Ashwin Karthik, Vienna, Austria
We should not be fully dependent on just one country or single source of energy, and this is a step towards remedying that. Considering Russia's strong opposition to the project, this project is special.
Giorgi Meladze, Tbilisi, Georgia
For sure, it is an historic project, having utmost importance for those depending on Russian gas supply. Nabucco is a serious blow for Russia. European countries will be more determined to demand Russia meets its obligations
Archil Maisuradze, Tbilisi, Georgia
Turkey is doing a lot for European interests, so I don't think it is right to keep Turkey outside of the European Union. How many European countries have done what Turkey has done for the rest of the European Union? I think Turkey should say enough is enough, and get out of any future partnerships with Europe. Europe doesn't deserve Turkey.
Logan, Moscow, Russia
For Britain and other Western states, Russia seems to be guilty of everything these days. The important thing about these three pipelines is that none of them goes through Ukraine, the real culprit, in my view, of the gas crisis of last winter.
T Payne, Serbia
It is an attempt by Turkey to strengthen its bid for EU membership. With the collaboration of Azerbaijan, Turkey will threaten the EU by cutting off the gas pipeline.

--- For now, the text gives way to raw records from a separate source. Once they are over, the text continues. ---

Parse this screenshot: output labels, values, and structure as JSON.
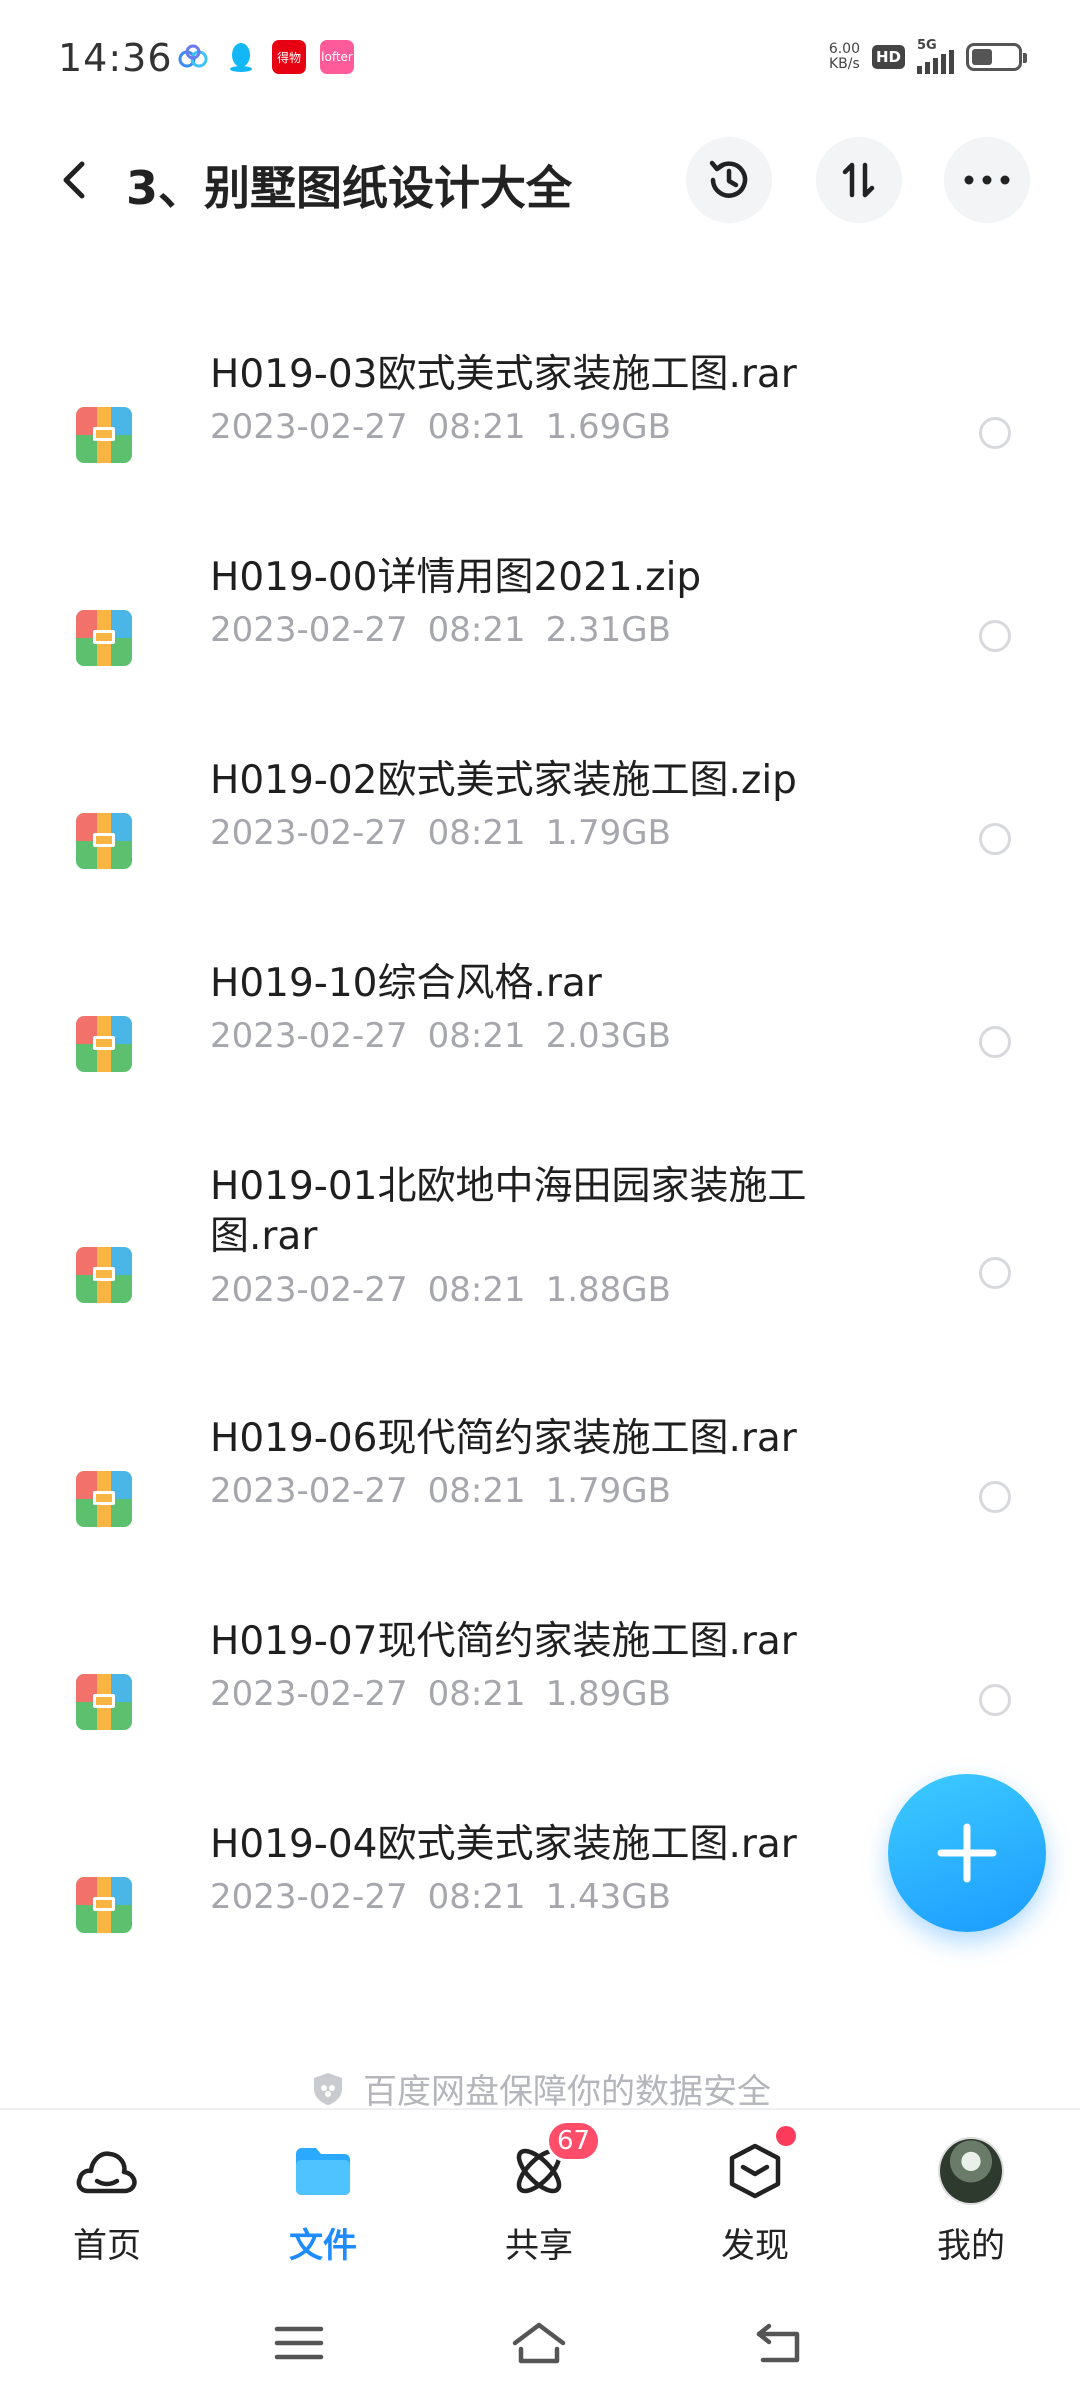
{
  "status_bar": {
    "time": "14:36",
    "speed_value": "6.00",
    "speed_unit": "KB/s",
    "hd": "HD",
    "network": "5G",
    "notif_red": "得物",
    "notif_pink": "lofter"
  },
  "header": {
    "title": "3、别墅图纸设计大全"
  },
  "files": [
    {
      "name": "H019-03欧式美式家装施工图.rar",
      "date": "2023-02-27",
      "time": "08:21",
      "size": "1.69GB"
    },
    {
      "name": "H019-00详情用图2021.zip",
      "date": "2023-02-27",
      "time": "08:21",
      "size": "2.31GB"
    },
    {
      "name": "H019-02欧式美式家装施工图.zip",
      "date": "2023-02-27",
      "time": "08:21",
      "size": "1.79GB"
    },
    {
      "name": "H019-10综合风格.rar",
      "date": "2023-02-27",
      "time": "08:21",
      "size": "2.03GB"
    },
    {
      "name": "H019-01北欧地中海田园家装施工图.rar",
      "date": "2023-02-27",
      "time": "08:21",
      "size": "1.88GB"
    },
    {
      "name": "H019-06现代简约家装施工图.rar",
      "date": "2023-02-27",
      "time": "08:21",
      "size": "1.79GB"
    },
    {
      "name": "H019-07现代简约家装施工图.rar",
      "date": "2023-02-27",
      "time": "08:21",
      "size": "1.89GB"
    },
    {
      "name": "H019-04欧式美式家装施工图.rar",
      "date": "2023-02-27",
      "time": "08:21",
      "size": "1.43GB"
    }
  ],
  "security_note": "百度网盘保障你的数据安全",
  "bottom_nav": {
    "home": "首页",
    "files": "文件",
    "share": "共享",
    "share_badge": "67",
    "discover": "发现",
    "mine": "我的"
  },
  "colors": {
    "accent": "#1e8cff",
    "badge": "#ff4d6a",
    "meta_text": "#a5a7ad"
  },
  "icons": {
    "back": "chevron-left-icon",
    "history": "history-icon",
    "sort": "sort-icon",
    "more": "more-horizontal-icon",
    "file": "archive-file-icon",
    "fab": "plus-icon",
    "shield": "shield-icon",
    "home": "cloud-home-icon",
    "files": "folder-icon",
    "share": "atom-share-icon",
    "discover": "cube-discover-icon",
    "mine": "avatar"
  }
}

I wouldn't expect much to come of this project, because the source is Baku. The reserves there are variously reported to run out by the middle of the next decade, if not earlier. Besides which, the influence of the Kremlin is still rather strong in Azerbaijan, as Medvedev's visit and deal last week indicated. Expect to hear more from the South Stream project, or a Russia-trans-Black Sea-to-Turkey version of Nabucco, sidelining Ukraine and Georgia.

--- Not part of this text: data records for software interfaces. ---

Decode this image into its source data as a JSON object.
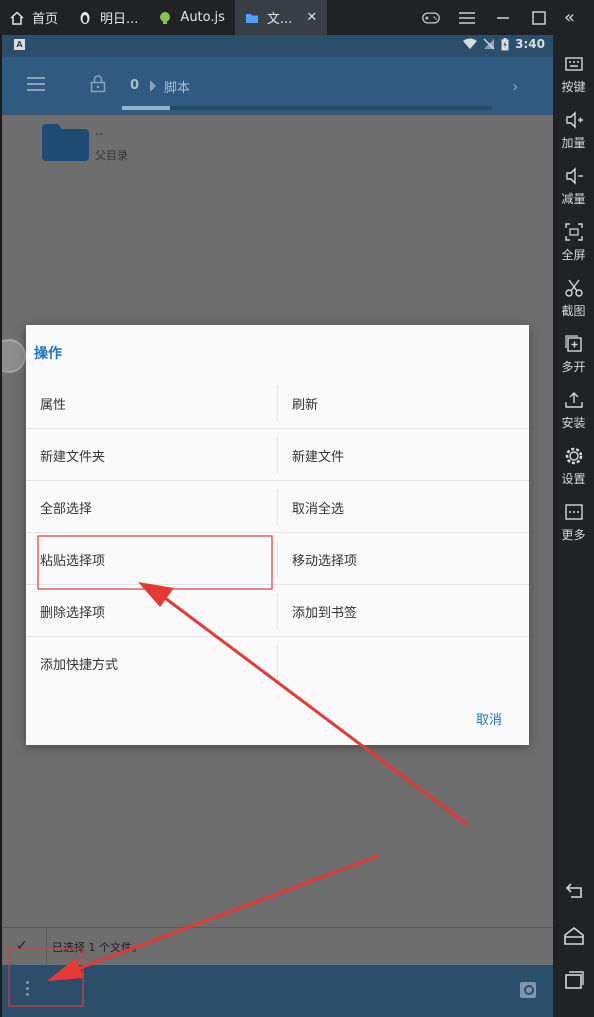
{
  "emulator": {
    "tabs": [
      {
        "label": "首页",
        "icon": "home-icon"
      },
      {
        "label": "明日...",
        "icon": "penguin-icon"
      },
      {
        "label": "Auto.js",
        "icon": "android-icon"
      },
      {
        "label": "文...",
        "icon": "folder-icon"
      }
    ],
    "sidebar": [
      {
        "label": "按键",
        "icon": "keyboard-icon"
      },
      {
        "label": "加量",
        "icon": "volume-up-icon"
      },
      {
        "label": "减量",
        "icon": "volume-down-icon"
      },
      {
        "label": "全屏",
        "icon": "fullscreen-icon"
      },
      {
        "label": "截图",
        "icon": "scissors-icon"
      },
      {
        "label": "多开",
        "icon": "multi-open-icon"
      },
      {
        "label": "安装",
        "icon": "install-icon"
      },
      {
        "label": "设置",
        "icon": "gear-icon"
      },
      {
        "label": "更多",
        "icon": "more-icon"
      }
    ]
  },
  "status": {
    "time": "3:40"
  },
  "appbar": {
    "crumb_root": "0",
    "crumb_current": "脚本",
    "progress": 0.13
  },
  "files": [
    {
      "name": "..",
      "subtitle": "父目录"
    }
  ],
  "dialog": {
    "title": "操作",
    "rows": [
      [
        "属性",
        "刷新"
      ],
      [
        "新建文件夹",
        "新建文件"
      ],
      [
        "全部选择",
        "取消全选"
      ],
      [
        "粘贴选择项",
        "移动选择项"
      ],
      [
        "删除选择项",
        "添加到书签"
      ],
      [
        "添加快捷方式",
        ""
      ]
    ],
    "cancel": "取消"
  },
  "selection": {
    "text": "已选择 1 个文件。"
  },
  "colors": {
    "accent": "#1f74c4",
    "annotation": "#e53935"
  }
}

Nareg Seferian, Yerevan, Armenia
I think the Nabucco project is important for Europe and for Azerbaijan. It will strengthen Europe's relations with Azerbaijan and will make Europe less dependent on Russia.
Togrul, Baku, Azerbaijan
As an Azeri-Turk I would like to say it is a victory for Europe to reduce their independence on Russian gas, which has been used by Russia as a political hammer against European countries.
I work in the oil and gas industry and have worked on several projects relating to the Caspian region. This is an important development in the commercial development of Caspian Sea gas and will help demand from the gas pipeline recently built from the Caspian sea to the Turkish border with Georgia.
Ian Jackson-Reeves, London, UK